◆ Problem description:
Produce a faithful copy of every record below, without the pictures.

══ Source records

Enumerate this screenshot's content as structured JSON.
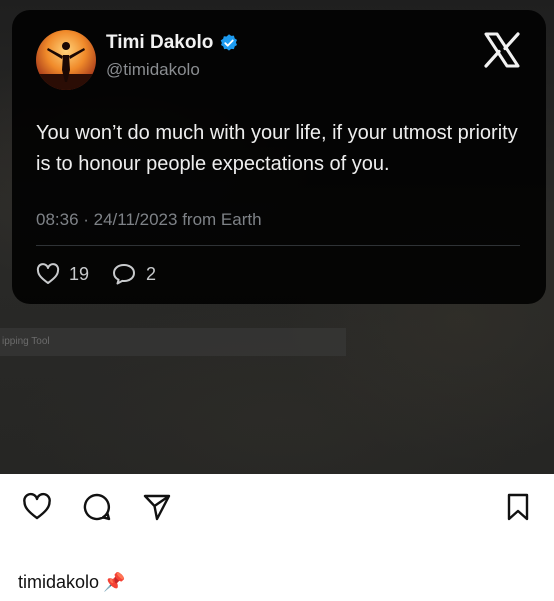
{
  "tweet": {
    "author_name": "Timi Dakolo",
    "handle": "@timidakolo",
    "text": "You won’t do much with your life,  if your utmost priority is to honour people expectations of you.",
    "meta": "08:36 · 24/11/2023 from Earth",
    "likes": "19",
    "replies": "2"
  },
  "overlay": {
    "snip_label": "ipping Tool"
  },
  "post": {
    "username": "timidakolo",
    "emoji": "📌"
  },
  "icons": {
    "verified": "verified-badge-icon",
    "x_logo": "x-logo-icon",
    "like": "heart-icon",
    "reply": "speech-bubble-icon",
    "ig_like": "heart-icon",
    "ig_comment": "comment-icon",
    "ig_share": "send-icon",
    "ig_save": "bookmark-icon"
  },
  "colors": {
    "verified_blue": "#1d9bf0",
    "card_bg": "#020202"
  }
}
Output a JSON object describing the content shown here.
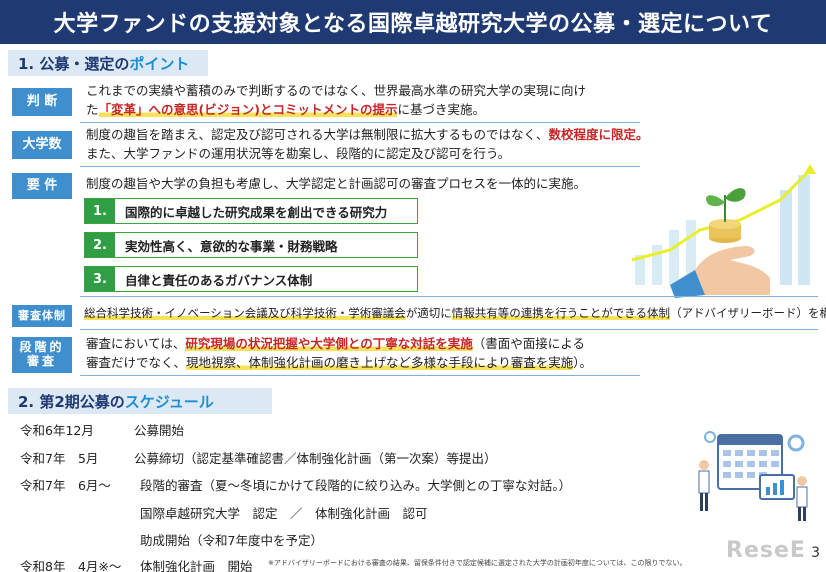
{
  "title": "大学ファンドの支援対象となる国際卓越研究大学の公募・選定について",
  "section1": {
    "prefix": "1. 公募・選定の",
    "accent": "ポイント"
  },
  "judgment": {
    "label": "判 断",
    "line1": "これまでの実績や蓄積のみで判断するのではなく、世界最高水準の研究大学の実現に向け",
    "line2_a": "た",
    "line2_b": "「変革」への意思(ビジョン)とコミットメントの提示",
    "line2_c": "に基づき実施。"
  },
  "count": {
    "label": "大学数",
    "line1_a": "制度の趣旨を踏まえ、認定及び認可される大学は無制限に拡大するものではなく、",
    "line1_b": "数校程度に限定。",
    "line2": "また、大学ファンドの運用状況等を勘案し、段階的に認定及び認可を行う。"
  },
  "requirements": {
    "label": "要 件",
    "line1": "制度の趣旨や大学の負担も考慮し、大学認定と計画認可の審査プロセスを一体的に実施。",
    "items": [
      {
        "num": "1.",
        "text": "国際的に卓越した研究成果を創出できる研究力"
      },
      {
        "num": "2.",
        "text": "実効性高く、意欲的な事業・財務戦略"
      },
      {
        "num": "3.",
        "text": "自律と責任のあるガバナンス体制"
      }
    ]
  },
  "review_system": {
    "label": "審査体制",
    "text_a": "総合科学技術・イノベーション会議及び科学技術・学術審議会",
    "text_b": "が適切に",
    "text_c": "情報共有等の連携を行うことができる体制",
    "text_d": "（アドバイザリーボード）を構築。"
  },
  "staged": {
    "label": "段階的審査",
    "line1_a": "審査においては、",
    "line1_b": "研究現場の状況把握や大学側との丁寧な対話を実施",
    "line1_c": "（書面や面接による",
    "line2_a": "審査だけでなく、",
    "line2_b": "現地視察、体制強化計画の磨き上げなど多様な手段により審査を実施",
    "line2_c": "）。"
  },
  "section2": {
    "prefix": "2. 第2期公募の",
    "accent": "スケジュール"
  },
  "schedule": [
    {
      "date": "令和6年12月",
      "text": "公募開始"
    },
    {
      "date": "令和7年　5月",
      "text": "公募締切（認定基準確認書／体制強化計画（第一次案）等提出）"
    },
    {
      "date": "令和7年　6月～",
      "text": "段階的審査（夏～冬頃にかけて段階的に絞り込み。大学側との丁寧な対話。）"
    },
    {
      "date": "",
      "text": "国際卓越研究大学　認定　／　体制強化計画　認可"
    },
    {
      "date": "",
      "text": "助成開始（令和7年度中を予定）"
    },
    {
      "date": "令和8年　4月※～",
      "text": "体制強化計画　開始"
    }
  ],
  "footnote": "※アドバイザリーボードにおける審査の結果、留保条件付きで認定候補に選定された大学の計画初年度については、この限りでない。",
  "page_number": "3",
  "logo_text": "ReseE",
  "colors": {
    "title_bg": "#1f3a73",
    "label_bg": "#3f8fcf",
    "pill_green": "#2f9e44",
    "accent_red": "#c62828",
    "highlight": "#f7e35a"
  }
}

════

◆ Problem solution:
Enumerate this screenshot's content as structured JSON.
{
  "tweet": {
    "author_name": "Timi Dakolo",
    "handle": "@timidakolo",
    "text": "You won’t do much with your life,  if your utmost priority is to honour people expectations of you.",
    "meta": "08:36 · 24/11/2023 from Earth",
    "likes": "19",
    "replies": "2"
  },
  "overlay": {
    "snip_label": "ipping Tool"
  },
  "post": {
    "username": "timidakolo",
    "emoji": "📌"
  },
  "icons": {
    "verified": "verified-badge-icon",
    "x_logo": "x-logo-icon",
    "like": "heart-icon",
    "reply": "speech-bubble-icon",
    "ig_like": "heart-icon",
    "ig_comment": "comment-icon",
    "ig_share": "send-icon",
    "ig_save": "bookmark-icon"
  },
  "colors": {
    "verified_blue": "#1d9bf0",
    "card_bg": "#020202"
  }
}
Output a JSON object describing the content shown here.
{
  "title": "大学ファンドの支援対象となる国際卓越研究大学の公募・選定について",
  "section1": {
    "prefix": "1. 公募・選定の",
    "accent": "ポイント"
  },
  "judgment": {
    "label": "判 断",
    "line1": "これまでの実績や蓄積のみで判断するのではなく、世界最高水準の研究大学の実現に向け",
    "line2_a": "た",
    "line2_b": "「変革」への意思(ビジョン)とコミットメントの提示",
    "line2_c": "に基づき実施。"
  },
  "count": {
    "label": "大学数",
    "line1_a": "制度の趣旨を踏まえ、認定及び認可される大学は無制限に拡大するものではなく、",
    "line1_b": "数校程度に限定。",
    "line2": "また、大学ファンドの運用状況等を勘案し、段階的に認定及び認可を行う。"
  },
  "requirements": {
    "label": "要 件",
    "line1": "制度の趣旨や大学の負担も考慮し、大学認定と計画認可の審査プロセスを一体的に実施。",
    "items": [
      {
        "num": "1.",
        "text": "国際的に卓越した研究成果を創出できる研究力"
      },
      {
        "num": "2.",
        "text": "実効性高く、意欲的な事業・財務戦略"
      },
      {
        "num": "3.",
        "text": "自律と責任のあるガバナンス体制"
      }
    ]
  },
  "review_system": {
    "label": "審査体制",
    "text_a": "総合科学技術・イノベーション会議及び科学技術・学術審議会",
    "text_b": "が適切に",
    "text_c": "情報共有等の連携を行うことができる体制",
    "text_d": "（アドバイザリーボード）を構築。"
  },
  "staged": {
    "label": "段階的審査",
    "line1_a": "審査においては、",
    "line1_b": "研究現場の状況把握や大学側との丁寧な対話を実施",
    "line1_c": "（書面や面接による",
    "line2_a": "審査だけでなく、",
    "line2_b": "現地視察、体制強化計画の磨き上げなど多様な手段により審査を実施",
    "line2_c": "）。"
  },
  "section2": {
    "prefix": "2. 第2期公募の",
    "accent": "スケジュール"
  },
  "schedule": [
    {
      "date": "令和6年12月",
      "text": "公募開始"
    },
    {
      "date": "令和7年　5月",
      "text": "公募締切（認定基準確認書／体制強化計画（第一次案）等提出）"
    },
    {
      "date": "令和7年　6月～",
      "text": "段階的審査（夏～冬頃にかけて段階的に絞り込み。大学側との丁寧な対話。）"
    },
    {
      "date": "",
      "text": "国際卓越研究大学　認定　／　体制強化計画　認可"
    },
    {
      "date": "",
      "text": "助成開始（令和7年度中を予定）"
    },
    {
      "date": "令和8年　4月※～",
      "text": "体制強化計画　開始"
    }
  ],
  "footnote": "※アドバイザリーボードにおける審査の結果、留保条件付きで認定候補に選定された大学の計画初年度については、この限りでない。",
  "page_number": "3",
  "logo_text": "ReseE",
  "colors": {
    "title_bg": "#1f3a73",
    "label_bg": "#3f8fcf",
    "pill_green": "#2f9e44",
    "accent_red": "#c62828",
    "highlight": "#f7e35a"
  }
}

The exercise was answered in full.